Samsung has bought U.S. cloud computing company Joyent, but the world's biggest smartphone maker is not about to go head-to-head with Amazon Web Services, Google Cloud or Microsoft Azure. Samsung is, in fact, planning to use the processing power of cloud computing to help it drive innovations in its smartphone software, particularly around artificial intelligence and virtual reality.

Samsung has acquired the 11-year-old, San Francisco-based Joyent for an undisclosed sum and while the company's main operations will continue as normal — selling access to public and private cloud computing services — Samsung will be looking to leverage the company's expertise to help improve the software and services it offers to its tens of millions of smartphone customers.

Samsung said Joyent will continue to operate independently and it will effectively become Joyent's biggest customer, allowing it to remove its current dependence on Amazon's and Microsoft's cloud services.
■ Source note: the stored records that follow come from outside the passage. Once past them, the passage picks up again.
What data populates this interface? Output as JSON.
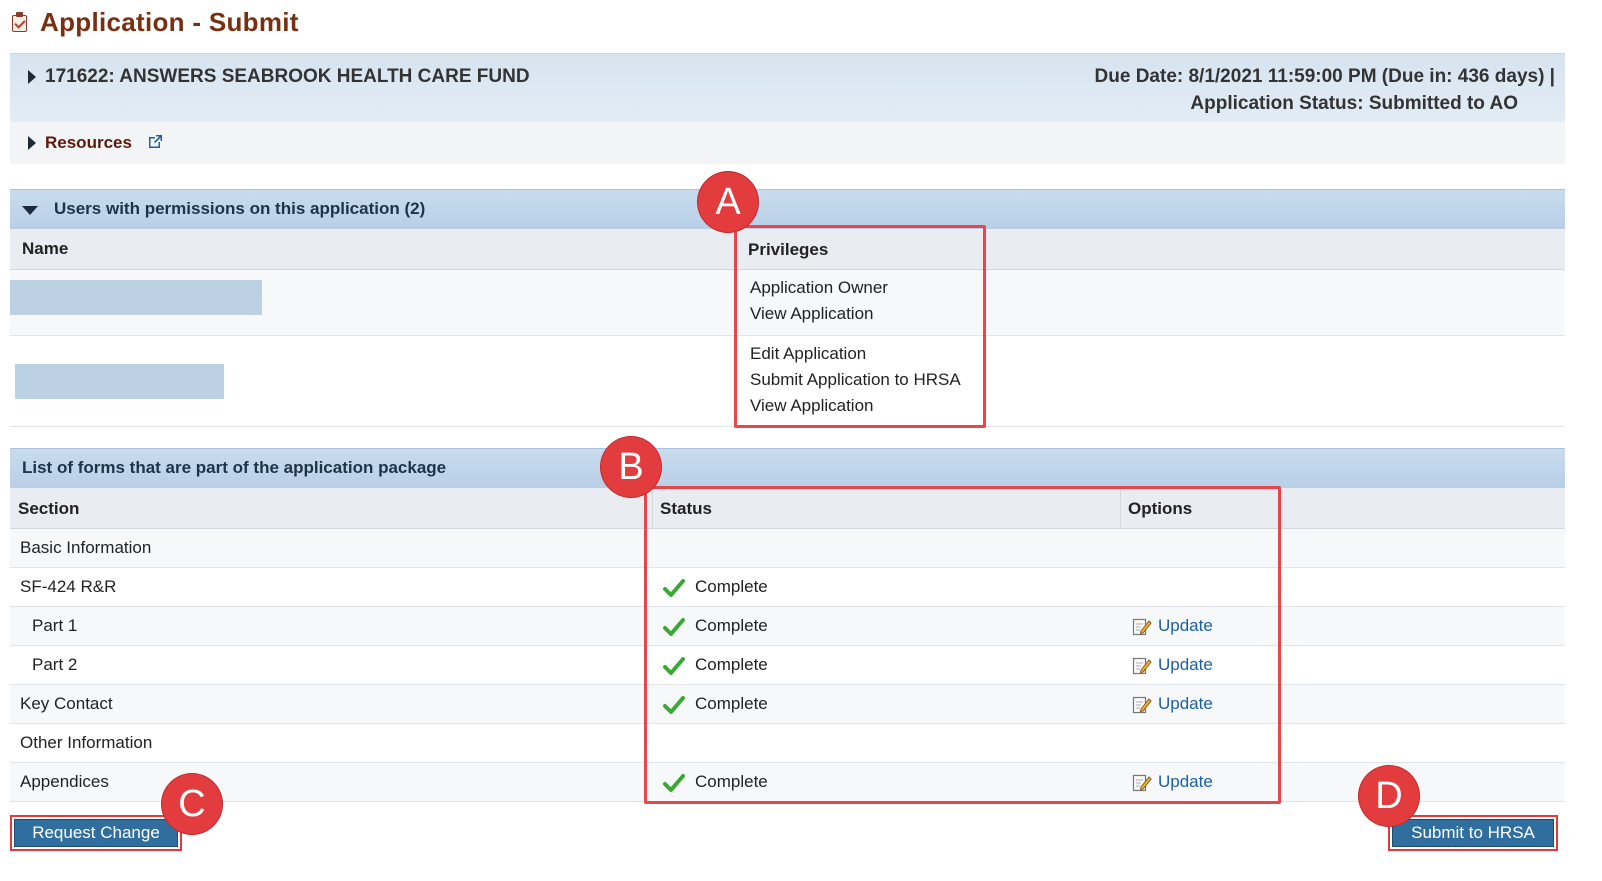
{
  "page": {
    "title": "Application - Submit",
    "title_icon": "clipboard-icon"
  },
  "header": {
    "application_title": "171622: ANSWERS SEABROOK HEALTH CARE FUND",
    "due_date": "Due Date: 8/1/2021 11:59:00 PM (Due in: 436 days) |",
    "status": "Application Status: Submitted to AO"
  },
  "resources": {
    "label": "Resources",
    "icon": "external-link-icon"
  },
  "users_section": {
    "title": "Users with permissions on this application (2)",
    "columns": {
      "name": "Name",
      "privileges": "Privileges"
    },
    "rows": [
      {
        "name_redacted": true,
        "privileges": [
          "Application Owner",
          "View Application"
        ]
      },
      {
        "name_redacted": true,
        "privileges": [
          "Edit Application",
          "Submit Application to HRSA",
          "View Application"
        ]
      }
    ]
  },
  "forms_section": {
    "title": "List of forms that are part of the application package",
    "columns": {
      "section": "Section",
      "status": "Status",
      "options": "Options"
    },
    "rows": [
      {
        "section": "Basic Information",
        "indent": false,
        "status": "",
        "option": ""
      },
      {
        "section": "SF-424 R&R",
        "indent": false,
        "status": "Complete",
        "option": ""
      },
      {
        "section": "Part 1",
        "indent": true,
        "status": "Complete",
        "option": "Update"
      },
      {
        "section": "Part 2",
        "indent": true,
        "status": "Complete",
        "option": "Update"
      },
      {
        "section": "Key Contact",
        "indent": false,
        "status": "Complete",
        "option": "Update"
      },
      {
        "section": "Other Information",
        "indent": false,
        "status": "",
        "option": ""
      },
      {
        "section": "Appendices",
        "indent": false,
        "status": "Complete",
        "option": "Update"
      }
    ]
  },
  "buttons": {
    "request_change": "Request Change",
    "submit": "Submit to HRSA"
  },
  "annotations": {
    "markers": [
      "A",
      "B",
      "C",
      "D"
    ],
    "highlight_color": "#e8464c"
  },
  "colors": {
    "title_brown": "#7a2f10",
    "section_blue": "#c9dcee",
    "button_blue": "#2f6e9e",
    "link_blue": "#1d5fa3",
    "check_green": "#3aa832"
  }
}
However, it is how Samsung is going to leverage the potential of Joyent's expertise in this area that will be of utmost interest. 

“We’ve traditionally been more focused on hardware, but you’re going to see more focus on software and services,” Injong Rhee, chief technology officer of Samsung’s mobile division, told the Wall Street Journal. Despite ever more sophisticated and powerful chips being developed for smartphones these days, Rhee said handsets are fast becoming simply “interface devices” with cloud-based computing handling the heavy lifting when it comes to areas like virtual reality and artificial intelligence.

Samsung is the leader in the mobile virtual reality market thanks to its partnership with the Facebook-owned Oculus VR and the launch of the Gear VR headset. Samsung is looking to capitalize on this lead to help boost flagging smartphone sales and one way of doing this is by offering more immersive and graphically impressive experiences.

Samsung Joyent VR push Samsung has acquired cloud computing company Joyent to help push its virtual reality and artificial intelligence efforts rather than compete with Amazon, Microsoft or Google. Pictured: Samsung Gear VR at the Samsung Studio at SXSW 2016 in Austin, Texas, March 11, 2016. Photo: Jonathan Leibson/Getty Images for Samsung

Samsung is not, however, a leader when it comes to artificial intelligence with Google, Facebook, Amazon and Apple all offering more sophisticated products in this area, but Samsung's acquisition of Joyent could change that. 

“Big data is going to be a huge initiative for Samsung,” Rhee said. “Samsung devices will be increasingly intelligent, and big data is really a key component of intelligence and personalization.”

This is Samsung's third acquisition of a U.S. startup. Previously, the company bought LoopPay, a payment technology company that became the basis for Samsung Pay; and SmartThings, a smart home startup, which now forms the basis for the South Korean company's connected home offering — though it continues to operate with a large degree of independence.